ACTIVITY
Return every line of the data exactly as it stands.

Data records
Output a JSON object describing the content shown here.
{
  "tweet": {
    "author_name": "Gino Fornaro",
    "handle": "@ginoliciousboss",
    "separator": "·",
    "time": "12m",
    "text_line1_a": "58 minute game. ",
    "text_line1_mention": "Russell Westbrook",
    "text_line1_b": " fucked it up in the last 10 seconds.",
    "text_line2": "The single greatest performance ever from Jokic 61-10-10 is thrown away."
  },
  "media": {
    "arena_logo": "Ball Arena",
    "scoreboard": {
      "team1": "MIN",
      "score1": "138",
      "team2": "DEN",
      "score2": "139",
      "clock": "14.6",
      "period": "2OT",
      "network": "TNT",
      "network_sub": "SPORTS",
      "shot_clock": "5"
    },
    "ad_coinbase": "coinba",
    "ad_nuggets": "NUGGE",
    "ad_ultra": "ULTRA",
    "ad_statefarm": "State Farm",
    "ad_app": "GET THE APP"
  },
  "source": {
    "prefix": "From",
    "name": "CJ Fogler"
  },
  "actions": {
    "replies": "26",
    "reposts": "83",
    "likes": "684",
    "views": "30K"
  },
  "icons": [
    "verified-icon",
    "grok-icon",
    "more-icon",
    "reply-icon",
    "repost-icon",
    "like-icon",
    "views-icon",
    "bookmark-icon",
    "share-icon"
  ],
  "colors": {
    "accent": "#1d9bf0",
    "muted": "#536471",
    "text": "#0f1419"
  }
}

SOLUTION FOR THIS TASK
Output a JSON object describing the content shown here.
{
  "tweet": {
    "author_name": "Gino Fornaro",
    "handle": "@ginoliciousboss",
    "separator": "·",
    "time": "12m",
    "text_line1_a": "58 minute game. ",
    "text_line1_mention": "Russell Westbrook",
    "text_line1_b": " fucked it up in the last 10 seconds.",
    "text_line2": "The single greatest performance ever from Jokic 61-10-10 is thrown away."
  },
  "media": {
    "arena_logo": "Ball Arena",
    "scoreboard": {
      "team1": "MIN",
      "score1": "138",
      "team2": "DEN",
      "score2": "139",
      "clock": "14.6",
      "period": "2OT",
      "network": "TNT",
      "network_sub": "SPORTS",
      "shot_clock": "5"
    },
    "ad_coinbase": "coinba",
    "ad_nuggets": "NUGGE",
    "ad_ultra": "ULTRA",
    "ad_statefarm": "State Farm",
    "ad_app": "GET THE APP"
  },
  "source": {
    "prefix": "From",
    "name": "CJ Fogler"
  },
  "actions": {
    "replies": "26",
    "reposts": "83",
    "likes": "684",
    "views": "30K"
  },
  "icons": [
    "verified-icon",
    "grok-icon",
    "more-icon",
    "reply-icon",
    "repost-icon",
    "like-icon",
    "views-icon",
    "bookmark-icon",
    "share-icon"
  ],
  "colors": {
    "accent": "#1d9bf0",
    "muted": "#536471",
    "text": "#0f1419"
  }
}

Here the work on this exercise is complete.